**WHAT YOU WILL DO:** Look over the listing below and work out how many lines have the word "DevScene". Write only that number.

════

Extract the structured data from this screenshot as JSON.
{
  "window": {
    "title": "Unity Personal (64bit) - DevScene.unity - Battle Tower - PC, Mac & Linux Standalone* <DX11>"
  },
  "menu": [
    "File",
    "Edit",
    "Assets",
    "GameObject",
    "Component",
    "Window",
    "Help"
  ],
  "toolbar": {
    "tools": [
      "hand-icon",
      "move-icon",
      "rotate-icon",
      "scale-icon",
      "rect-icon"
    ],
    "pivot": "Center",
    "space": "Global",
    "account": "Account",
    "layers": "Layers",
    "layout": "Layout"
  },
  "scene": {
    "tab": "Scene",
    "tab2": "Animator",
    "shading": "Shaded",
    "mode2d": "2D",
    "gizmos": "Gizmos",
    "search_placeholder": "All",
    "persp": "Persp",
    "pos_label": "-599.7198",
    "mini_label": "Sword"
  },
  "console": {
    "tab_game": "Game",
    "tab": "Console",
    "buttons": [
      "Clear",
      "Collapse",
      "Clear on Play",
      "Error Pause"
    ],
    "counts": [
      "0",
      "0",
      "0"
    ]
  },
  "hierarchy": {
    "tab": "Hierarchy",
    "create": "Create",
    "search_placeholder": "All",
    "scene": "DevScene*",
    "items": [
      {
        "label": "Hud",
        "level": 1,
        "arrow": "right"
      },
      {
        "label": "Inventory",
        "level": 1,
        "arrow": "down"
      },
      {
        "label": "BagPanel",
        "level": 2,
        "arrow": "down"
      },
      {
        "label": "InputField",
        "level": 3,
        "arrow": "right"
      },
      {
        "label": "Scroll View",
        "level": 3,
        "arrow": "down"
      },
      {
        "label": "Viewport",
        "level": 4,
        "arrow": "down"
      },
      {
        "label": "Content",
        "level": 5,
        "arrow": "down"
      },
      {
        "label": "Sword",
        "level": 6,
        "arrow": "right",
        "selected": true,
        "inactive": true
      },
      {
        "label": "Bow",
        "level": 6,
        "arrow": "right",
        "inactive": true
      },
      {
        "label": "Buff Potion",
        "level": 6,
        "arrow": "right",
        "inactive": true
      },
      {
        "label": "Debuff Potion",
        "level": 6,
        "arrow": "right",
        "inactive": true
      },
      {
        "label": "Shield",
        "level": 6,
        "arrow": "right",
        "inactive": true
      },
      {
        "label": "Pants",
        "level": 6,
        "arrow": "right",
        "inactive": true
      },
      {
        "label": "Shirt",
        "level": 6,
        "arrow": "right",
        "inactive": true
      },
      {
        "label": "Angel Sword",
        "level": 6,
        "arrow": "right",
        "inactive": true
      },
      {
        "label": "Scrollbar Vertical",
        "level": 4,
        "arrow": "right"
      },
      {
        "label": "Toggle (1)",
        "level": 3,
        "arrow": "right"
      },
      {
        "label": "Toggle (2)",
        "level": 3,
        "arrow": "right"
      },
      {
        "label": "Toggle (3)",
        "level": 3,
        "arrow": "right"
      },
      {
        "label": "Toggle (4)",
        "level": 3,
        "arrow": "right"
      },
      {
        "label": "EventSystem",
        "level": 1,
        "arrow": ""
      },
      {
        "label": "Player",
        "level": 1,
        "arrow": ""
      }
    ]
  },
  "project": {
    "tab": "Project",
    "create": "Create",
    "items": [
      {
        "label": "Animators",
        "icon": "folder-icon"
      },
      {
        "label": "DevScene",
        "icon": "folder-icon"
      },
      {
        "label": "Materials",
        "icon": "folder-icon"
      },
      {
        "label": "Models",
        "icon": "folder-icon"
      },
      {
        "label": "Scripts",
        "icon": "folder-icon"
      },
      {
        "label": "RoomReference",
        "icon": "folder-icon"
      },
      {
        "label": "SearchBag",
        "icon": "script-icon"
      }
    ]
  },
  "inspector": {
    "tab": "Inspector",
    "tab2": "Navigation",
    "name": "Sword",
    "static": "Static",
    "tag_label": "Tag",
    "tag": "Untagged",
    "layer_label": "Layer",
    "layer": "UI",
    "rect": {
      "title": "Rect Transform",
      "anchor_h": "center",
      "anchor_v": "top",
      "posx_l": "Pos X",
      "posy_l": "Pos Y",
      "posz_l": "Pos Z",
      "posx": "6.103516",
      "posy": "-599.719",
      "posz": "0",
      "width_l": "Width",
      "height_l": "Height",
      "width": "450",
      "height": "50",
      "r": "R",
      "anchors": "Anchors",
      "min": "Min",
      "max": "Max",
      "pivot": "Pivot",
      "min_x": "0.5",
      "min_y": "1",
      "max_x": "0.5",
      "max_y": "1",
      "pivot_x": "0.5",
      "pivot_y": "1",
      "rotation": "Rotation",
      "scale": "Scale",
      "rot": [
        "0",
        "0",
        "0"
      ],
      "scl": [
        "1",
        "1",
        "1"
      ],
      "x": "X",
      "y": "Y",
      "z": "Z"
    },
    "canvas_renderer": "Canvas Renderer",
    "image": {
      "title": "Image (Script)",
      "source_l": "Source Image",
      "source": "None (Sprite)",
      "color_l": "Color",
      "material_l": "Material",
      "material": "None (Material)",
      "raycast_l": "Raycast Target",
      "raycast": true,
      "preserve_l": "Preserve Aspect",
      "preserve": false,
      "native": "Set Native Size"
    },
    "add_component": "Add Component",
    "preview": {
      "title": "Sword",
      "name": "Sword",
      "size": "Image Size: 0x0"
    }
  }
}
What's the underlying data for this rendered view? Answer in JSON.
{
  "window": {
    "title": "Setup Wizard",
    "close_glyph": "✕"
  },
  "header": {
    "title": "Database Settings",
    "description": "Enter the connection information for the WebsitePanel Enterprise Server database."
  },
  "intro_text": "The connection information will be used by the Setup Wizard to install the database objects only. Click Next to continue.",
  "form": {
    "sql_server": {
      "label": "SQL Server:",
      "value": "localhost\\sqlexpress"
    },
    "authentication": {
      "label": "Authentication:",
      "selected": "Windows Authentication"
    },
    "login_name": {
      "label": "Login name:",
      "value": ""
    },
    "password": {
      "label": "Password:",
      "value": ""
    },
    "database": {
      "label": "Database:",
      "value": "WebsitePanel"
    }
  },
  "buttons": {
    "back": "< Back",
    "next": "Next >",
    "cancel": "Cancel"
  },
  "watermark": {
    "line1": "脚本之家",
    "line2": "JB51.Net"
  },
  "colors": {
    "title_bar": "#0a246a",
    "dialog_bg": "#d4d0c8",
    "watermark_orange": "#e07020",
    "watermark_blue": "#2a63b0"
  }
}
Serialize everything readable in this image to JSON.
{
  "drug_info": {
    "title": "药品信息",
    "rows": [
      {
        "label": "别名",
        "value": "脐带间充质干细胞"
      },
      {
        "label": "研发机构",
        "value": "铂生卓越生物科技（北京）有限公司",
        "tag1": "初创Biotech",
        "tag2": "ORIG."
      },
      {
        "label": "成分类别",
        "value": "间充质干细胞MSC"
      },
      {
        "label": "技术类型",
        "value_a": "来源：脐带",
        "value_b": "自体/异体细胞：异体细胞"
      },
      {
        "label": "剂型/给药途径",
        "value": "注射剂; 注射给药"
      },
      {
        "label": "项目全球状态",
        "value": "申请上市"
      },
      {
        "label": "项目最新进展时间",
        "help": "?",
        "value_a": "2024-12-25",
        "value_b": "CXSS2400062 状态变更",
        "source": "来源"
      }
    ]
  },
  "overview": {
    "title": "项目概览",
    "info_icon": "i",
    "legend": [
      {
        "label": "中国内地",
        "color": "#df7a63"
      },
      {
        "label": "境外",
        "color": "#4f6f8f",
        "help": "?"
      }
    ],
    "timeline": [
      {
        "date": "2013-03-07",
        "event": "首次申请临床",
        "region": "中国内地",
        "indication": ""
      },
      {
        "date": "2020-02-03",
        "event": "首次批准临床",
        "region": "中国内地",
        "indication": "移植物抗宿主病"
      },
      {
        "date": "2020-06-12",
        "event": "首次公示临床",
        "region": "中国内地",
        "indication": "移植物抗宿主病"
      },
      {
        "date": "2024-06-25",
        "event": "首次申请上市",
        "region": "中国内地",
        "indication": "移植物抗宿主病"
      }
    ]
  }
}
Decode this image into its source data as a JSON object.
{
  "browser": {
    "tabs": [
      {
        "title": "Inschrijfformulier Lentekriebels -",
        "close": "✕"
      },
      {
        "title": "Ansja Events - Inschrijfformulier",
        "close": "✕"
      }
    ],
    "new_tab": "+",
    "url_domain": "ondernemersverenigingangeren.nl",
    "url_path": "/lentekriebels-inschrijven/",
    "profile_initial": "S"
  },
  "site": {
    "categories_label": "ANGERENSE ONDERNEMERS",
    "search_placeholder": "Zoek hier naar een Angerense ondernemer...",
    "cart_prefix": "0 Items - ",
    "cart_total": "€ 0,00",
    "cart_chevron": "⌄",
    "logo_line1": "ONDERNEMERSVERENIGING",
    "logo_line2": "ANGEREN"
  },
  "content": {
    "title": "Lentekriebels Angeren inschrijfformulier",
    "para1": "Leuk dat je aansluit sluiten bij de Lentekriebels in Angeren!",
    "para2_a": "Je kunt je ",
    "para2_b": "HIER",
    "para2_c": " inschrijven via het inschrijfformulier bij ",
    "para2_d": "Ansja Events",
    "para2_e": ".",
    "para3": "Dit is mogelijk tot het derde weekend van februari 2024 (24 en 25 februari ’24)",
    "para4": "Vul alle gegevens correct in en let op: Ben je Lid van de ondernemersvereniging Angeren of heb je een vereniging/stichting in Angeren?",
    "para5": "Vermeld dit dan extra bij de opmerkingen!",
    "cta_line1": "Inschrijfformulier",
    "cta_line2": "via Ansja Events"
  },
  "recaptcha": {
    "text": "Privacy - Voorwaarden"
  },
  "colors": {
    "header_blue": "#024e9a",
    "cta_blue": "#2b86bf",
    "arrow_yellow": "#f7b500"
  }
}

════

**ANSWER BELOW:** 3